Digital transformation is not a new topic. Since early 2013, it has been steadily gaining interest worldwide, as this ascending graph in Google Trends proves. It’s pretty safe to say now that we’re all fully adept at speaking about it and can even confess to including it or seeing it featured in most tech roadmaps for companies across many industries, for quite a few years now.
On the other side, the risk-averse mindset of the majority of end customers hasn’t exactly put pressure on banks to digitally transform their operations and adopt new technologies.
Nowadays, as most people work remotely – and this is, for many, the first time they do it – a new consumer behaviour is being shaped, one that values digital convenience, user experience, and adaptability.
As per eMarketer’s pre-pandemic estimations, “in 2020, for the first time, more than 1 billion people worldwide will use a mobile payment app to pay in-store at least every six months”. This is an improvement in the rate of adoption but doesn’t say much about the frequency of mobile payments when we think that there are an estimated 3.5 billion smartphone users in the world. But how will the post-pandemic business landscape accelerate this vision and deliver it to day-to-day practice, in an industry so heavily regulated as Banking?
The rise of the Qualified Electronic Signature
Even though we’re in lockdown, our finances haven’t gone into a similar freeze period. However, we can’t easily go to the bank anymore to handle our accounts or manage our financial products.
This gives rise to new opportunities in adopting digital signature functionalities. There are already many options available but there has been a slow adherence to these new technologies as customers prefer to handle their finances in a branch rather than digitally, due mostly to a mindset more than to technology.
Digital signature will be the first chance we’ll see from banks who need to hit the ground running and offer the possibility to sign your financial documents remotely.
Digital onboarding gains traction as eCommerce reaches an all-time high
For eCommerce during the pandemic, it’s like Christmas – every day. With little to no alternative to shopping when entire countries go into lockdown and everyone is forced to stay indoors, spending time online and getting exposed to digital advertising, integrating digital onboarding within eCommerce flows is the most inspired solution.
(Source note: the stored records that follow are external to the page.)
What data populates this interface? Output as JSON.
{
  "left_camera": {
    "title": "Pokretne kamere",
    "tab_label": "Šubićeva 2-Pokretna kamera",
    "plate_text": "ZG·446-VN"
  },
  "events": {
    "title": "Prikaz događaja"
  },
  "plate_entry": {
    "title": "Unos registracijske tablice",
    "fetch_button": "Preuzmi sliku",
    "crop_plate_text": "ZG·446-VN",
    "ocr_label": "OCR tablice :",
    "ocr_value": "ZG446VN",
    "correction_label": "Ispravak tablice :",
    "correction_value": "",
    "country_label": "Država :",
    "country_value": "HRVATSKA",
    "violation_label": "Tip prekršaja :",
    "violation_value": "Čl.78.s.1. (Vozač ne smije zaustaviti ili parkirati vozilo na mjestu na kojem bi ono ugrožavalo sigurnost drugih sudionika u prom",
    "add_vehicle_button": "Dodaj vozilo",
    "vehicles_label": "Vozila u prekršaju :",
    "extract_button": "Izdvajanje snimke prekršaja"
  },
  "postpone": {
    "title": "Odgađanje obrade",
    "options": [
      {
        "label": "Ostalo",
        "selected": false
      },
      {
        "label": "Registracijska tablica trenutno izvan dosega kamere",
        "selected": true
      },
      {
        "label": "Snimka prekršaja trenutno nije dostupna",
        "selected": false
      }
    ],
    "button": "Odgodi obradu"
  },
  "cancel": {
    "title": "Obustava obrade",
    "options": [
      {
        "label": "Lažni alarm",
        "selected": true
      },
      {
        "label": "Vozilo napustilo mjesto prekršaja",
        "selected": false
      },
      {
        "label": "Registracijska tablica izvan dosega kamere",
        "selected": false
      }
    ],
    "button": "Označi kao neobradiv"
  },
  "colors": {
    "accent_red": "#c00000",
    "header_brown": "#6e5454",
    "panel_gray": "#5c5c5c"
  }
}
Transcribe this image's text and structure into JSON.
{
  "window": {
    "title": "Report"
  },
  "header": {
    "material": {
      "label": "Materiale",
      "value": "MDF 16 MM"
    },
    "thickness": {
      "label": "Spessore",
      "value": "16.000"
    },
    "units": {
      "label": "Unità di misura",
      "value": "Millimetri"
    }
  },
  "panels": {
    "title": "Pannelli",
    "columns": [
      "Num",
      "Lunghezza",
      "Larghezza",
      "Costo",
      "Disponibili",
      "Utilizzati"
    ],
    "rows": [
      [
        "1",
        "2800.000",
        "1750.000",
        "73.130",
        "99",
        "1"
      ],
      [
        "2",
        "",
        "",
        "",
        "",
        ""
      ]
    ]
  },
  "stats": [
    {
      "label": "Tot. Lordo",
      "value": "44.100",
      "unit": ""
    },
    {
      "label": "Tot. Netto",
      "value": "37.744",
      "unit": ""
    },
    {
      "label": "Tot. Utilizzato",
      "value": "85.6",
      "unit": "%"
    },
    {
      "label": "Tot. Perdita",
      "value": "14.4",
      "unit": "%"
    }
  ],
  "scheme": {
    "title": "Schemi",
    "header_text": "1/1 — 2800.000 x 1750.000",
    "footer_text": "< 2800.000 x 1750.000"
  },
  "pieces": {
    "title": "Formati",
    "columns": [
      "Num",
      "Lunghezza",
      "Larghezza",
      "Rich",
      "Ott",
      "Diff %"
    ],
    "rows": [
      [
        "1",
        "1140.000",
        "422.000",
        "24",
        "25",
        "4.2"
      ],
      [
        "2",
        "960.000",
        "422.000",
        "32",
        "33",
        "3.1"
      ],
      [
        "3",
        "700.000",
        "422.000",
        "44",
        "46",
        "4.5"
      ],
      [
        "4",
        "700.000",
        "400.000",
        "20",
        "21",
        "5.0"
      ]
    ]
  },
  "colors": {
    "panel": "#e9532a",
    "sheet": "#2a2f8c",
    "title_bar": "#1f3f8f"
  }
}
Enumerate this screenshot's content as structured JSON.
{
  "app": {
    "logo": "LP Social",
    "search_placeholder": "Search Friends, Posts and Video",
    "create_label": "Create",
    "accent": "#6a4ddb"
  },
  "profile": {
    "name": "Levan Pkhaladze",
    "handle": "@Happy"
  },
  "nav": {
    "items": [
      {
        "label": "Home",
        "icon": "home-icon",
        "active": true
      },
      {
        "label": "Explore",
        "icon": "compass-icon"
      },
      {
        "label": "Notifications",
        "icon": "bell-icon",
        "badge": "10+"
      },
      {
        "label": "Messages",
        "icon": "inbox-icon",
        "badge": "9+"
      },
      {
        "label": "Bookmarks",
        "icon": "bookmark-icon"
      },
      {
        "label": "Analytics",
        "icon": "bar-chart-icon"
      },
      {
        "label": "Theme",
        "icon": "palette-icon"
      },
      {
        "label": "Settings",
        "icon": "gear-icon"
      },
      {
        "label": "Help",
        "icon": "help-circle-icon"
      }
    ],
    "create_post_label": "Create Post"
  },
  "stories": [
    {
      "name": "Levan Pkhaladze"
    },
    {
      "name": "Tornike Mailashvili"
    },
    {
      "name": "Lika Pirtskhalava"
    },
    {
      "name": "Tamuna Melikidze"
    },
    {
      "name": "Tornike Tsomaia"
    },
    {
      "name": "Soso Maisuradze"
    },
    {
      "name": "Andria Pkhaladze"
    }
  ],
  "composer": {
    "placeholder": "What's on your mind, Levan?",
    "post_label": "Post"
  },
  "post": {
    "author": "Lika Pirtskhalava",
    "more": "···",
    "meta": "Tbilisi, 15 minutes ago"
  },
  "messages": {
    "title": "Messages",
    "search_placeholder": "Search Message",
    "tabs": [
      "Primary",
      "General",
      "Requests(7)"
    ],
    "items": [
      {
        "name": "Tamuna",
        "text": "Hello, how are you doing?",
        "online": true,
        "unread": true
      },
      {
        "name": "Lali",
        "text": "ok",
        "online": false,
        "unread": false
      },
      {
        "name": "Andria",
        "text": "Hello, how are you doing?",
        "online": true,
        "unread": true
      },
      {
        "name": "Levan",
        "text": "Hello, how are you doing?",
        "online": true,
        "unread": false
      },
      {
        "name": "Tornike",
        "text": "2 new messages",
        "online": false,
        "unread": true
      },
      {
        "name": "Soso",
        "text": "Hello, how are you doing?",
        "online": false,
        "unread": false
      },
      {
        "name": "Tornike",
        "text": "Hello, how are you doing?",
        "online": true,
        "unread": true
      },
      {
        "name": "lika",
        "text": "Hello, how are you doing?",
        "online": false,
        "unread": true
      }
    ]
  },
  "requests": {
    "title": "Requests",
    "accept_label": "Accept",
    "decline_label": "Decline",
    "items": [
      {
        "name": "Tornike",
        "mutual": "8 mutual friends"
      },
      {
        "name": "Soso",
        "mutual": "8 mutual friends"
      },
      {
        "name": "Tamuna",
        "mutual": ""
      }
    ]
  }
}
At Softelligence, we’ve helped one of our customers, a medium-sized lender, to seamlessly integrate their loan origination fully digitally in the eCommerce flow of one of the largest retailers in Romania, allowing customers to minimize their time-to-yes for getting a personal unsecured loan to minutes rather than hours or days, without even leaving the website of the retailer.
This practice is happening now but we expect that it will gain even more traction as eCommerce surges during and post-pandemic.
Goodbye cash, farewell cards, hello mobile payments
Apple Pay, Google Pay, Samsung Pay and so on – mobile payments have seen accelerated adoption worldwide, fueled by user-friendly wearable ecosystems and the prevalence of the smartphone. As per Statista estimations, there are already 3.5 billion smartphone users globally.
Bonus, going cashless with mobile payments is bad business for pickpockets. A long-time cashless country, Sweden, has seen a decrease in burglaries and high street beggars since adopting a nearly 100% cashless policy. Cash now amounts to only one per cent of the Gross Domestic Product (GDP) in Sweden as of 2019 data below (source: European Payments Council, the graphic below).
While during the COVID-19 pandemic, contactless payments are advised as a safety measure to avoid touching unsanitary banknotes, this is bound to accelerate the conversion of those members of society who for various reasons have been clinging on to their classic leather wallets to going all-in on mobile payments.
And once they’re be compelled by circumstance to give it a try, their reticence will very likely take a step back.
In an increasingly digital world, banks have access to all the technology they need to readily adapt to a new customer behaviour, shaped by the crisis of the coronavirus, but also by digital adoption in other areas about a modern lifestyle. The next step is to choose the right partner to deliver this vision quickly and efficiently
The driver of this accelerated digital transformation in banking is even stronger than regulation or technology: it’s a matter of delivering on the promise of a safe and efficient user experience to customers worldwide.
In addition to all this, regulation, too, will be forced to adapt so we’ll see more pressure from lawmakers to compel banks to offer 100% digital banking services to all customers as part of their standard offering.
The demise of the legacy systems and the shift to a truly digital experience that goes beyond the smoke and mirrors of an online front desk fueled by marketing tactics is just a matter of time, and COVID-19 may have just accelerated the rise of the digital bank.